Self Employed Income & Mortgage Loans
In addition to your credit score, your income is one of the most important factors that is considered when obtaining a mortgage. While many people have a regular salary, many others are self-employed, have just changed jobs or income levels, or earn their money through other sources than a salary.
We've tried to answer some common questions below. However, we know that everyone's situation is different. We can usually work out a mortgage program, even if you cannot conform to standard income requirements.
We'll be glad to answer any questions you may have about obtaining a mortgage. Just give us a call at 1-800-859-5648, or use our contact form to learn more.
1. Last year I made $75,000 .... $25,000 as a base salary and $50,000 in bonus and commission. This year so far, I have made $60,000 in commissions. How will an underwriter evaluate my income?
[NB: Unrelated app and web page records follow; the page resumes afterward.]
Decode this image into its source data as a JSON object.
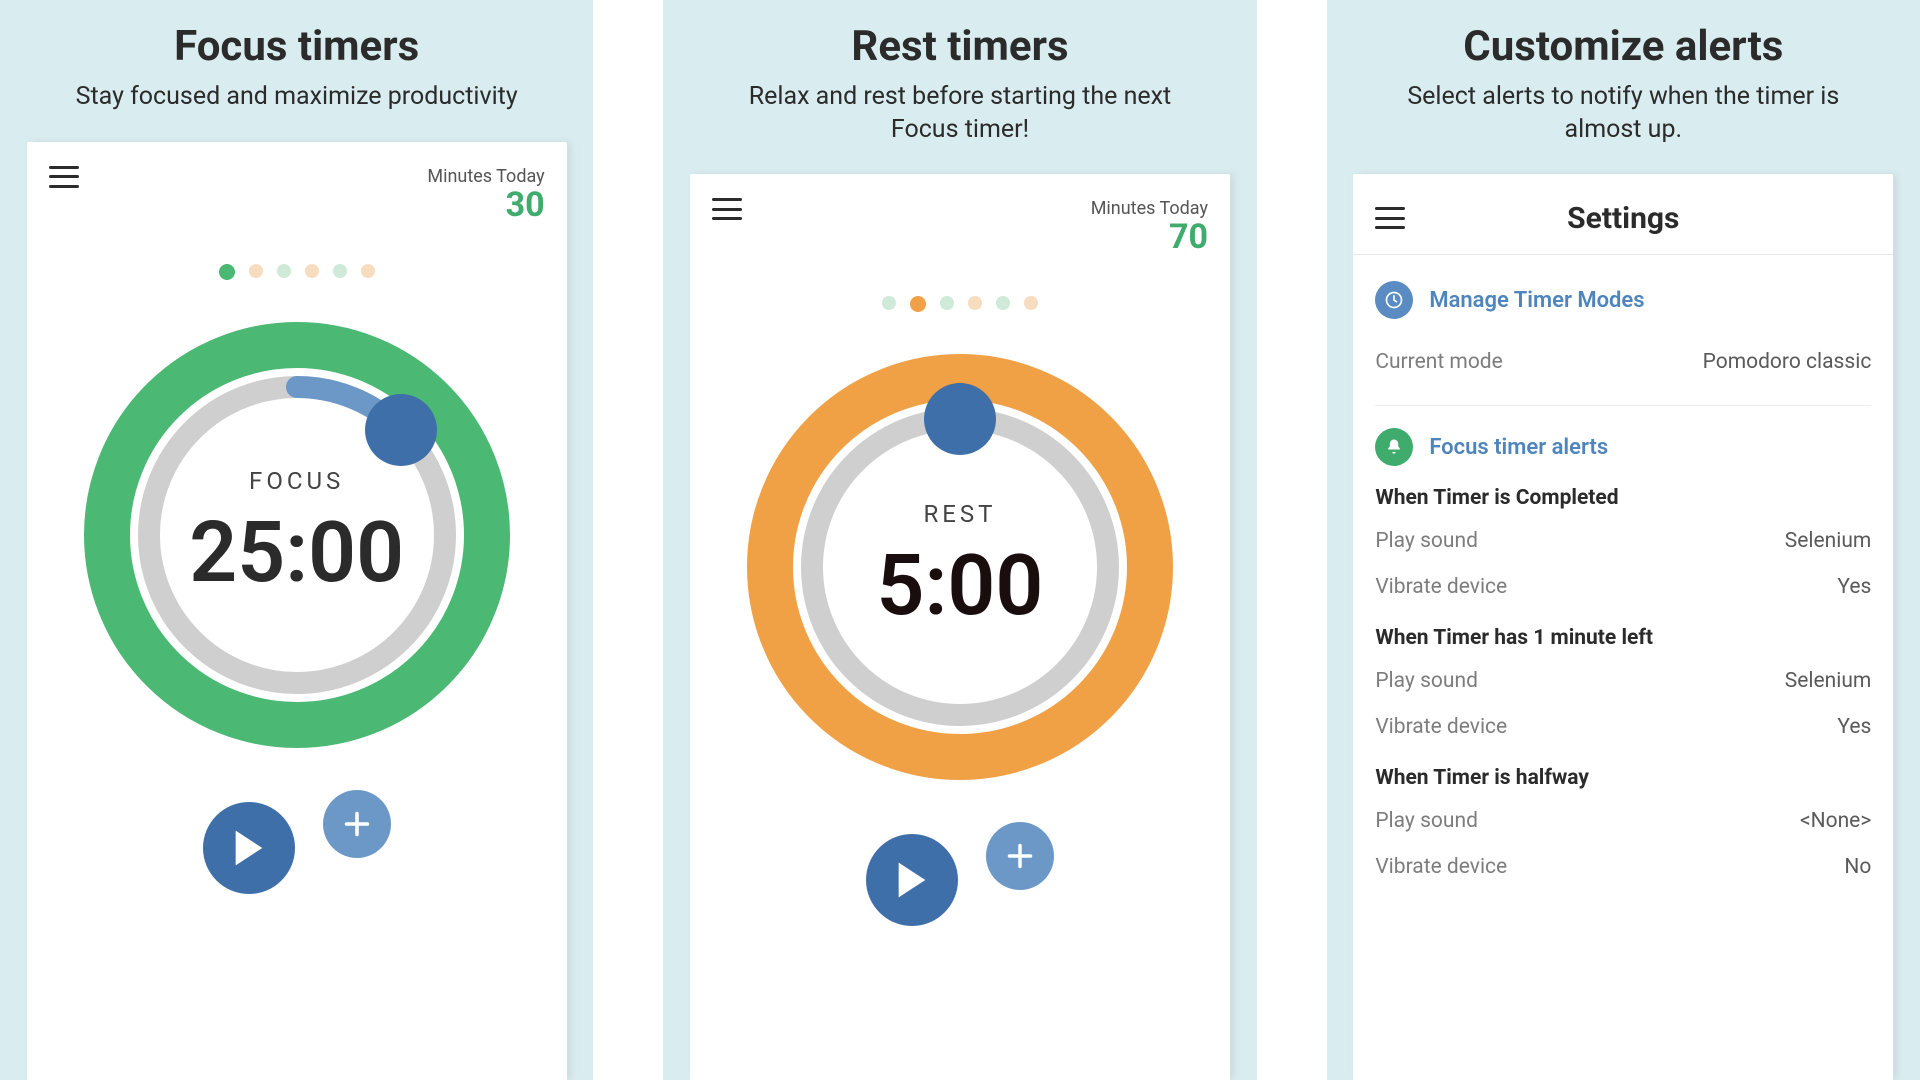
{
  "colors": {
    "green": "#4bb874",
    "orange": "#f0a146",
    "grey": "#cfcfcf",
    "blue": "#3f6fa8",
    "blueLight": "#6b98c6",
    "dotFadeGreen": "#cfead8",
    "dotFadeOrange": "#f7dcc0"
  },
  "panels": [
    {
      "title": "Focus timers",
      "subtitle": "Stay focused and maximize productivity",
      "minutesLabel": "Minutes Today",
      "minutesValue": "30",
      "dots": [
        "green",
        "fadeOrange",
        "fadeGreen",
        "fadeOrange",
        "fadeGreen",
        "fadeOrange"
      ],
      "timer": {
        "mode": "FOCUS",
        "time": "25:00",
        "ringColor": "green",
        "arcStart": 0,
        "arcEnd": 45,
        "knobDeg": 45
      }
    },
    {
      "title": "Rest timers",
      "subtitle": "Relax and rest before starting the next Focus timer!",
      "minutesLabel": "Minutes Today",
      "minutesValue": "70",
      "dots": [
        "fadeGreen",
        "orange",
        "fadeGreen",
        "fadeOrange",
        "fadeGreen",
        "fadeOrange"
      ],
      "timer": {
        "mode": "REST",
        "time": "5:00",
        "ringColor": "orange",
        "arcStart": 0,
        "arcEnd": 0,
        "knobDeg": 0
      }
    },
    {
      "title": "Customize alerts",
      "subtitle": "Select alerts to notify when the timer is almost up.",
      "settings": {
        "title": "Settings",
        "manage": {
          "link": "Manage Timer Modes",
          "label": "Current mode",
          "value": "Pomodoro classic"
        },
        "alerts": {
          "link": "Focus timer alerts",
          "groups": [
            {
              "heading": "When Timer is Completed",
              "rows": [
                {
                  "label": "Play sound",
                  "value": "Selenium"
                },
                {
                  "label": "Vibrate device",
                  "value": "Yes"
                }
              ]
            },
            {
              "heading": "When Timer has 1 minute left",
              "rows": [
                {
                  "label": "Play sound",
                  "value": "Selenium"
                },
                {
                  "label": "Vibrate device",
                  "value": "Yes"
                }
              ]
            },
            {
              "heading": "When Timer is halfway",
              "rows": [
                {
                  "label": "Play sound",
                  "value": "<None>"
                },
                {
                  "label": "Vibrate device",
                  "value": "No"
                }
              ]
            }
          ]
        }
      }
    }
  ]
}
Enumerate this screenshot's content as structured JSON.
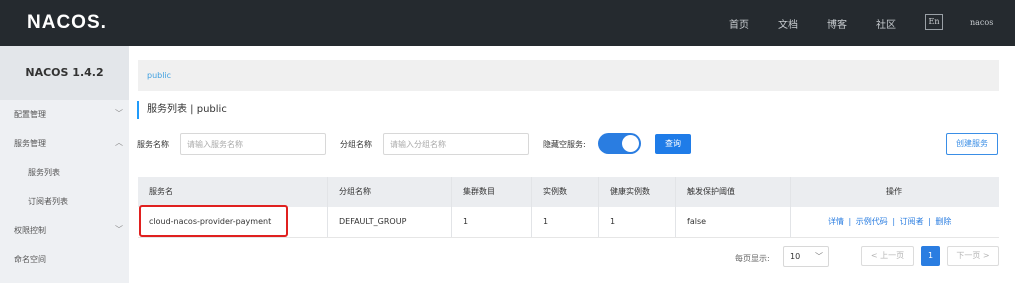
{
  "header": {
    "logo": "NACOS.",
    "nav": [
      "首页",
      "文档",
      "博客",
      "社区"
    ],
    "lang": "En",
    "user": "nacos"
  },
  "sidebar": {
    "version": "NACOS 1.4.2",
    "items": [
      {
        "label": "配置管理",
        "arrow": "﹀"
      },
      {
        "label": "服务管理",
        "arrow": "︿"
      },
      {
        "label": "服务列表"
      },
      {
        "label": "订阅者列表"
      },
      {
        "label": "权限控制",
        "arrow": "﹀"
      },
      {
        "label": "命名空间"
      }
    ]
  },
  "breadcrumb": "public",
  "page": {
    "title": "服务列表  |  public"
  },
  "filters": {
    "service_label": "服务名称",
    "service_placeholder": "请输入服务名称",
    "group_label": "分组名称",
    "group_placeholder": "请输入分组名称",
    "hide_empty_label": "隐藏空服务:",
    "query_label": "查询",
    "create_label": "创建服务"
  },
  "table": {
    "headers": [
      "服务名",
      "分组名称",
      "集群数目",
      "实例数",
      "健康实例数",
      "触发保护阈值",
      "操作"
    ],
    "rows": [
      {
        "name": "cloud-nacos-provider-payment",
        "group": "DEFAULT_GROUP",
        "clusters": "1",
        "instances": "1",
        "healthy": "1",
        "threshold": "false",
        "ops": [
          "详情",
          "示例代码",
          "订阅者",
          "删除"
        ],
        "sep": "|"
      }
    ]
  },
  "pagination": {
    "per_page_label": "每页显示:",
    "per_page": "10",
    "prev": "< 上一页",
    "current": "1",
    "next": "下一页 >"
  },
  "colors": {
    "accent": "#2a7de1",
    "highlight": "#e0201f",
    "topbar": "#252a2f"
  }
}
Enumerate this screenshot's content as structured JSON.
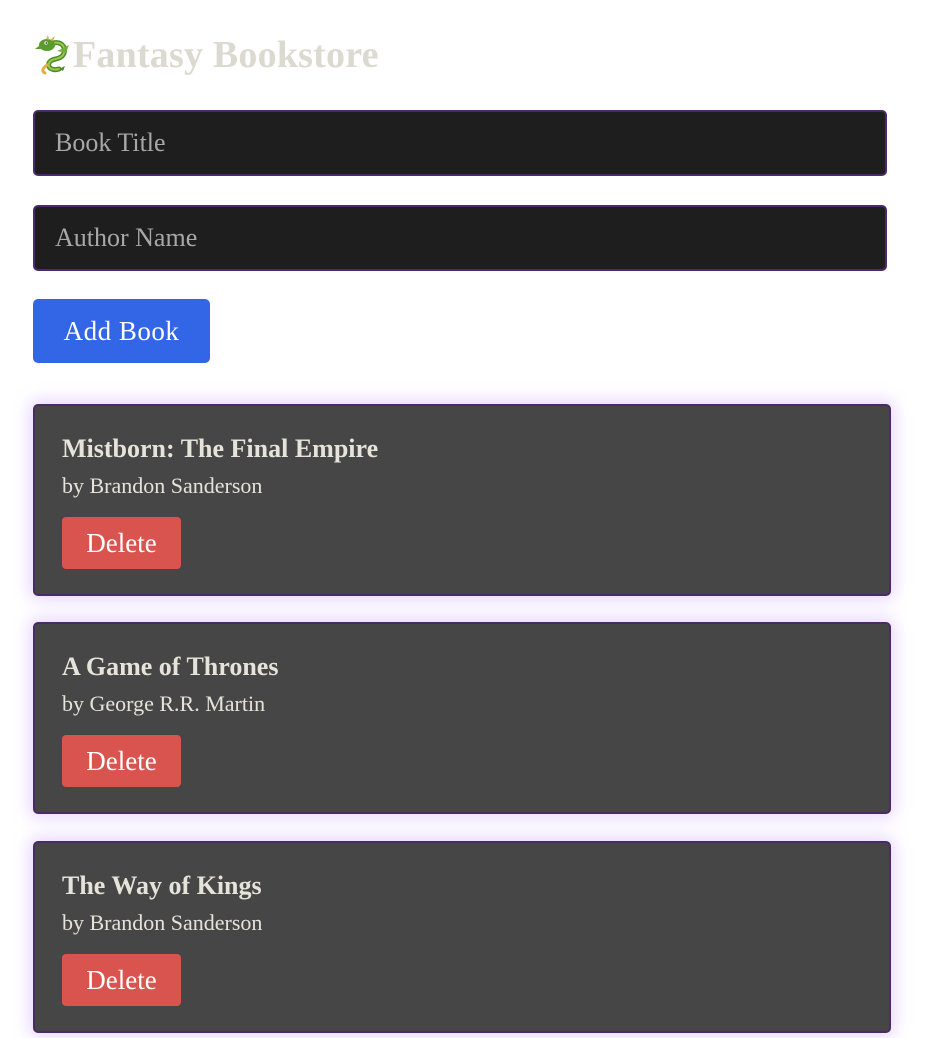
{
  "header": {
    "icon": "dragon-icon",
    "title": "Fantasy Bookstore",
    "title_color": "#dcdad0"
  },
  "form": {
    "title_placeholder": "Book Title",
    "title_value": "",
    "author_placeholder": "Author Name",
    "author_value": "",
    "add_label": "Add Book",
    "add_color": "#3366e6"
  },
  "books": [
    {
      "title": "Mistborn: The Final Empire",
      "author": "by Brandon Sanderson",
      "delete_label": "Delete"
    },
    {
      "title": "A Game of Thrones",
      "author": "by George R.R. Martin",
      "delete_label": "Delete"
    },
    {
      "title": "The Way of Kings",
      "author": "by Brandon Sanderson",
      "delete_label": "Delete"
    }
  ],
  "colors": {
    "card_background": "#464646",
    "card_border": "#4a2a6a",
    "card_glow": "#be8cff",
    "delete": "#d9534f",
    "input_background": "#1e1e1e"
  }
}
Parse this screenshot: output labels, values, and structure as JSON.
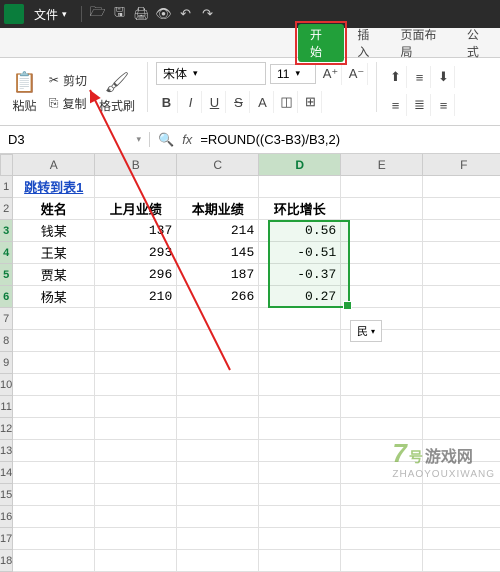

If your bonus (or commission) is 25% or more of your total compensation, then most of the mortgage industry defines you as self-employed. The underwriter will ask for the last two years' tax returns. Your income will be very close to the Adjusted Gross Income on line 31 of page 1 of the tax return. If you own 25% or more of a company, or if you are an employee of a relative - whether or not you get a W2 - then you are considered self-employed and your income is verified by line 31, page 1 of the IRS form 1040, or line 16 of 1040A, or line 4 of 1040EZ.
2. Will the answer to the question above change if I put down 20% and request that my income not be verified?
Yes. There are loans that do not require the verification of income. There are also loans that do not require that you have a job.
3. Can I put down only 10% and avoid having my income verified?
Yes, there are at least 2 ways of doing this. Both methods involve a mortgage with a slightly higher interest rate.